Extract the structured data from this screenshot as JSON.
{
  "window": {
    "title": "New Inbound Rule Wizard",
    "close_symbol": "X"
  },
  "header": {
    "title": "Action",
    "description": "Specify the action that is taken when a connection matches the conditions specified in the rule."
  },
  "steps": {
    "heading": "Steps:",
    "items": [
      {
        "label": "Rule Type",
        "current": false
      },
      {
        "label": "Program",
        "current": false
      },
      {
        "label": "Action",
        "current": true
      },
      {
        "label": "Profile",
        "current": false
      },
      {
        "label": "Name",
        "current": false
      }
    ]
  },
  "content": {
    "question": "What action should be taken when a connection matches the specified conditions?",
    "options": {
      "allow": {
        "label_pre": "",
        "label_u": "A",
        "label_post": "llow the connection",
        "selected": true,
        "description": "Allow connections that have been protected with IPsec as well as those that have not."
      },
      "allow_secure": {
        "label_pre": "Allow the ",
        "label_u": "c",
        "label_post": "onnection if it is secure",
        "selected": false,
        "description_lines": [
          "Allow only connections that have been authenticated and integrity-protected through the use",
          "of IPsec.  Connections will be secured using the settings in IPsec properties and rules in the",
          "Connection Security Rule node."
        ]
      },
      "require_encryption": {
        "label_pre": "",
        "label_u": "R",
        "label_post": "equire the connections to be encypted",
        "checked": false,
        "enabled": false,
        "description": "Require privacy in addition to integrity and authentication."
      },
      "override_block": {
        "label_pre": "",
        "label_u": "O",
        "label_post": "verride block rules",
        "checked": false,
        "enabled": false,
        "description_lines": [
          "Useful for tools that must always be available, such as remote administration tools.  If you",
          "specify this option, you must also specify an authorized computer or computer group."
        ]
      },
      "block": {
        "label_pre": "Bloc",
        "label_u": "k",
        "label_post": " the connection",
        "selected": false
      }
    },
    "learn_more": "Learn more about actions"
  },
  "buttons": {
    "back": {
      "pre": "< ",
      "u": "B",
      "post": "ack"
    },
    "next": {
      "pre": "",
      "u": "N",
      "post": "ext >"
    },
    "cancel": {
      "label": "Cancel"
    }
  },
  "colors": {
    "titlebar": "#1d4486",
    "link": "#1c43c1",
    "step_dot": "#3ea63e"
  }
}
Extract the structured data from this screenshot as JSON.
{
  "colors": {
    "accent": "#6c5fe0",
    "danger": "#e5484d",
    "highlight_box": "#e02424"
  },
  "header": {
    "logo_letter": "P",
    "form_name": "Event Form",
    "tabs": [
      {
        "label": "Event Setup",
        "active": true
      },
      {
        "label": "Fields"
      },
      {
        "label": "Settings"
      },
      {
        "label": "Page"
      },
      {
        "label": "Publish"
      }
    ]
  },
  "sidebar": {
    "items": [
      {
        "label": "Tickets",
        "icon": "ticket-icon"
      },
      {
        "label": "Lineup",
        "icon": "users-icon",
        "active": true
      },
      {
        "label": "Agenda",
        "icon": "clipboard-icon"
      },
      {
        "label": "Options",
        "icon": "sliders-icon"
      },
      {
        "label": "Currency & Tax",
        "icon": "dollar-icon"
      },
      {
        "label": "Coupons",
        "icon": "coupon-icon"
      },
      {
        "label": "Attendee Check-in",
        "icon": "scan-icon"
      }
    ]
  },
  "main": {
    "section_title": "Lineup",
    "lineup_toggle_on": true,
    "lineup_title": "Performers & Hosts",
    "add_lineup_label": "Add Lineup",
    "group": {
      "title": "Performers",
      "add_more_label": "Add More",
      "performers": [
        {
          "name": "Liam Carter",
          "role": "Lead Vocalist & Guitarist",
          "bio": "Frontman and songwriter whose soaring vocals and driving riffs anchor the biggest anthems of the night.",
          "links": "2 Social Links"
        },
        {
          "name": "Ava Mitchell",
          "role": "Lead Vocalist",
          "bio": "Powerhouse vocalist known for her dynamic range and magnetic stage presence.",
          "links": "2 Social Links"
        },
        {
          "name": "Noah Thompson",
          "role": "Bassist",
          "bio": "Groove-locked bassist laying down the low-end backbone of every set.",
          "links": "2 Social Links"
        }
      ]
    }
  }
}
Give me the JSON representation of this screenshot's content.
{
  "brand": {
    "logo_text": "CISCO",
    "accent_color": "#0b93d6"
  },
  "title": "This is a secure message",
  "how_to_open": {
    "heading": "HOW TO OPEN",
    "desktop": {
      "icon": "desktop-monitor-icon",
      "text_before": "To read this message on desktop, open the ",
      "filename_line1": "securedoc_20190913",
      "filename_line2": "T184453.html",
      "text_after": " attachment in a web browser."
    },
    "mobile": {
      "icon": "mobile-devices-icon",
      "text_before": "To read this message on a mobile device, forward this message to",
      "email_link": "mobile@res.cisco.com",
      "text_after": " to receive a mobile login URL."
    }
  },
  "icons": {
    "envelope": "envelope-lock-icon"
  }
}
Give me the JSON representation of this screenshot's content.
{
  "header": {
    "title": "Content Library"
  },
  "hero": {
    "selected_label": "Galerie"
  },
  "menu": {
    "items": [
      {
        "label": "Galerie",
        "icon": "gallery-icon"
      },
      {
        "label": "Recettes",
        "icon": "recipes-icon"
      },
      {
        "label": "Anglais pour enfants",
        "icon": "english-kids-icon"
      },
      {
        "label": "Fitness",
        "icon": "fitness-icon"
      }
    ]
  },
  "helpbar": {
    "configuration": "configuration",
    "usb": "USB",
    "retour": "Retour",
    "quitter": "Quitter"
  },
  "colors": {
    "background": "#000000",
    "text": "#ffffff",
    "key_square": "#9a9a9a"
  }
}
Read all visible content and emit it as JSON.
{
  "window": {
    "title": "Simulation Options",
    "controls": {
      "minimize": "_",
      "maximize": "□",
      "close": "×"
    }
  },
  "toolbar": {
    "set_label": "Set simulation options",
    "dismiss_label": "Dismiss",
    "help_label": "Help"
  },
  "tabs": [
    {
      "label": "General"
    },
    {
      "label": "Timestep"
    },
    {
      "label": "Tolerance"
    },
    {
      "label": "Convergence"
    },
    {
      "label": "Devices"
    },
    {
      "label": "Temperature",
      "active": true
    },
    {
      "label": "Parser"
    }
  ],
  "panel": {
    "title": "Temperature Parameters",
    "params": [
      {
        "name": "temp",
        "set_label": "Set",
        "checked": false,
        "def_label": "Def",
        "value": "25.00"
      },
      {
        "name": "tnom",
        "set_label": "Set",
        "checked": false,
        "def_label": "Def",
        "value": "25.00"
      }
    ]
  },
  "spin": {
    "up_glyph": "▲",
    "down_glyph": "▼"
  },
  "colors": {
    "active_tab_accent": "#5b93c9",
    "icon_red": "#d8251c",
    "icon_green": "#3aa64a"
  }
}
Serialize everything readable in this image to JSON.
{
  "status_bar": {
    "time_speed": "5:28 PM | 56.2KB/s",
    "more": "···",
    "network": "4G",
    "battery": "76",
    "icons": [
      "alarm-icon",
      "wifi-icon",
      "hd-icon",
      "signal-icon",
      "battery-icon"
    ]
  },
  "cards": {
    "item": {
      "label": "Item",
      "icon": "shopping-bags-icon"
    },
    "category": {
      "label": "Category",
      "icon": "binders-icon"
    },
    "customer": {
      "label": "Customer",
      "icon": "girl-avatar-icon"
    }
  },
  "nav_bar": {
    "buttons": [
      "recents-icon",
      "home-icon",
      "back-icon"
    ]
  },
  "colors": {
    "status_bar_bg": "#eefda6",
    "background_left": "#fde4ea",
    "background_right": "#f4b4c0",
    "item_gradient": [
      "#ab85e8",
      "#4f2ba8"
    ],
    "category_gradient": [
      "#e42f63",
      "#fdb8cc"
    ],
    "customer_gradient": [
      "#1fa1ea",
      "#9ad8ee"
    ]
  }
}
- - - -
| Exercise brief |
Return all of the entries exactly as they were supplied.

| Expected answer |
Extract the structured data from this screenshot as JSON.
{
  "window": {
    "title": "New Inbound Rule Wizard",
    "close_symbol": "X"
  },
  "header": {
    "title": "Action",
    "description": "Specify the action that is taken when a connection matches the conditions specified in the rule."
  },
  "steps": {
    "heading": "Steps:",
    "items": [
      {
        "label": "Rule Type",
        "current": false
      },
      {
        "label": "Program",
        "current": false
      },
      {
        "label": "Action",
        "current": true
      },
      {
        "label": "Profile",
        "current": false
      },
      {
        "label": "Name",
        "current": false
      }
    ]
  },
  "content": {
    "question": "What action should be taken when a connection matches the specified conditions?",
    "options": {
      "allow": {
        "label_pre": "",
        "label_u": "A",
        "label_post": "llow the connection",
        "selected": true,
        "description": "Allow connections that have been protected with IPsec as well as those that have not."
      },
      "allow_secure": {
        "label_pre": "Allow the ",
        "label_u": "c",
        "label_post": "onnection if it is secure",
        "selected": false,
        "description_lines": [
          "Allow only connections that have been authenticated and integrity-protected through the use",
          "of IPsec.  Connections will be secured using the settings in IPsec properties and rules in the",
          "Connection Security Rule node."
        ]
      },
      "require_encryption": {
        "label_pre": "",
        "label_u": "R",
        "label_post": "equire the connections to be encypted",
        "checked": false,
        "enabled": false,
        "description": "Require privacy in addition to integrity and authentication."
      },
      "override_block": {
        "label_pre": "",
        "label_u": "O",
        "label_post": "verride block rules",
        "checked": false,
        "enabled": false,
        "description_lines": [
          "Useful for tools that must always be available, such as remote administration tools.  If you",
          "specify this option, you must also specify an authorized computer or computer group."
        ]
      },
      "block": {
        "label_pre": "Bloc",
        "label_u": "k",
        "label_post": " the connection",
        "selected": false
      }
    },
    "learn_more": "Learn more about actions"
  },
  "buttons": {
    "back": {
      "pre": "< ",
      "u": "B",
      "post": "ack"
    },
    "next": {
      "pre": "",
      "u": "N",
      "post": "ext >"
    },
    "cancel": {
      "label": "Cancel"
    }
  },
  "colors": {
    "titlebar": "#1d4486",
    "link": "#1c43c1",
    "step_dot": "#3ea63e"
  }
}
Extract the structured data from this screenshot as JSON.
{
  "colors": {
    "accent": "#6c5fe0",
    "danger": "#e5484d",
    "highlight_box": "#e02424"
  },
  "header": {
    "logo_letter": "P",
    "form_name": "Event Form",
    "tabs": [
      {
        "label": "Event Setup",
        "active": true
      },
      {
        "label": "Fields"
      },
      {
        "label": "Settings"
      },
      {
        "label": "Page"
      },
      {
        "label": "Publish"
      }
    ]
  },
  "sidebar": {
    "items": [
      {
        "label": "Tickets",
        "icon": "ticket-icon"
      },
      {
        "label": "Lineup",
        "icon": "users-icon",
        "active": true
      },
      {
        "label": "Agenda",
        "icon": "clipboard-icon"
      },
      {
        "label": "Options",
        "icon": "sliders-icon"
      },
      {
        "label": "Currency & Tax",
        "icon": "dollar-icon"
      },
      {
        "label": "Coupons",
        "icon": "coupon-icon"
      },
      {
        "label": "Attendee Check-in",
        "icon": "scan-icon"
      }
    ]
  },
  "main": {
    "section_title": "Lineup",
    "lineup_toggle_on": true,
    "lineup_title": "Performers & Hosts",
    "add_lineup_label": "Add Lineup",
    "group": {
      "title": "Performers",
      "add_more_label": "Add More",
      "performers": [
        {
          "name": "Liam Carter",
          "role": "Lead Vocalist & Guitarist",
          "bio": "Frontman and songwriter whose soaring vocals and driving riffs anchor the biggest anthems of the night.",
          "links": "2 Social Links"
        },
        {
          "name": "Ava Mitchell",
          "role": "Lead Vocalist",
          "bio": "Powerhouse vocalist known for her dynamic range and magnetic stage presence.",
          "links": "2 Social Links"
        },
        {
          "name": "Noah Thompson",
          "role": "Bassist",
          "bio": "Groove-locked bassist laying down the low-end backbone of every set.",
          "links": "2 Social Links"
        }
      ]
    }
  }
}
Give me the JSON representation of this screenshot's content.
{
  "brand": {
    "logo_text": "CISCO",
    "accent_color": "#0b93d6"
  },
  "title": "This is a secure message",
  "how_to_open": {
    "heading": "HOW TO OPEN",
    "desktop": {
      "icon": "desktop-monitor-icon",
      "text_before": "To read this message on desktop, open the ",
      "filename_line1": "securedoc_20190913",
      "filename_line2": "T184453.html",
      "text_after": " attachment in a web browser."
    },
    "mobile": {
      "icon": "mobile-devices-icon",
      "text_before": "To read this message on a mobile device, forward this message to",
      "email_link": "mobile@res.cisco.com",
      "text_after": " to receive a mobile login URL."
    }
  },
  "icons": {
    "envelope": "envelope-lock-icon"
  }
}
Give me the JSON representation of this screenshot's content.
{
  "header": {
    "title": "Content Library"
  },
  "hero": {
    "selected_label": "Galerie"
  },
  "menu": {
    "items": [
      {
        "label": "Galerie",
        "icon": "gallery-icon"
      },
      {
        "label": "Recettes",
        "icon": "recipes-icon"
      },
      {
        "label": "Anglais pour enfants",
        "icon": "english-kids-icon"
      },
      {
        "label": "Fitness",
        "icon": "fitness-icon"
      }
    ]
  },
  "helpbar": {
    "configuration": "configuration",
    "usb": "USB",
    "retour": "Retour",
    "quitter": "Quitter"
  },
  "colors": {
    "background": "#000000",
    "text": "#ffffff",
    "key_square": "#9a9a9a"
  }
}
Read all visible content and emit it as JSON.
{
  "window": {
    "title": "Simulation Options",
    "controls": {
      "minimize": "_",
      "maximize": "□",
      "close": "×"
    }
  },
  "toolbar": {
    "set_label": "Set simulation options",
    "dismiss_label": "Dismiss",
    "help_label": "Help"
  },
  "tabs": [
    {
      "label": "General"
    },
    {
      "label": "Timestep"
    },
    {
      "label": "Tolerance"
    },
    {
      "label": "Convergence"
    },
    {
      "label": "Devices"
    },
    {
      "label": "Temperature",
      "active": true
    },
    {
      "label": "Parser"
    }
  ],
  "panel": {
    "title": "Temperature Parameters",
    "params": [
      {
        "name": "temp",
        "set_label": "Set",
        "checked": false,
        "def_label": "Def",
        "value": "25.00"
      },
      {
        "name": "tnom",
        "set_label": "Set",
        "checked": false,
        "def_label": "Def",
        "value": "25.00"
      }
    ]
  },
  "spin": {
    "up_glyph": "▲",
    "down_glyph": "▼"
  },
  "colors": {
    "active_tab_accent": "#5b93c9",
    "icon_red": "#d8251c",
    "icon_green": "#3aa64a"
  }
}
Serialize everything readable in this image to JSON.
{
  "status_bar": {
    "time_speed": "5:28 PM | 56.2KB/s",
    "more": "···",
    "network": "4G",
    "battery": "76",
    "icons": [
      "alarm-icon",
      "wifi-icon",
      "hd-icon",
      "signal-icon",
      "battery-icon"
    ]
  },
  "cards": {
    "item": {
      "label": "Item",
      "icon": "shopping-bags-icon"
    },
    "category": {
      "label": "Category",
      "icon": "binders-icon"
    },
    "customer": {
      "label": "Customer",
      "icon": "girl-avatar-icon"
    }
  },
  "nav_bar": {
    "buttons": [
      "recents-icon",
      "home-icon",
      "back-icon"
    ]
  },
  "colors": {
    "status_bar_bg": "#eefda6",
    "background_left": "#fde4ea",
    "background_right": "#f4b4c0",
    "item_gradient": [
      "#ab85e8",
      "#4f2ba8"
    ],
    "category_gradient": [
      "#e42f63",
      "#fdb8cc"
    ],
    "customer_gradient": [
      "#1fa1ea",
      "#9ad8ee"
    ]
  }
}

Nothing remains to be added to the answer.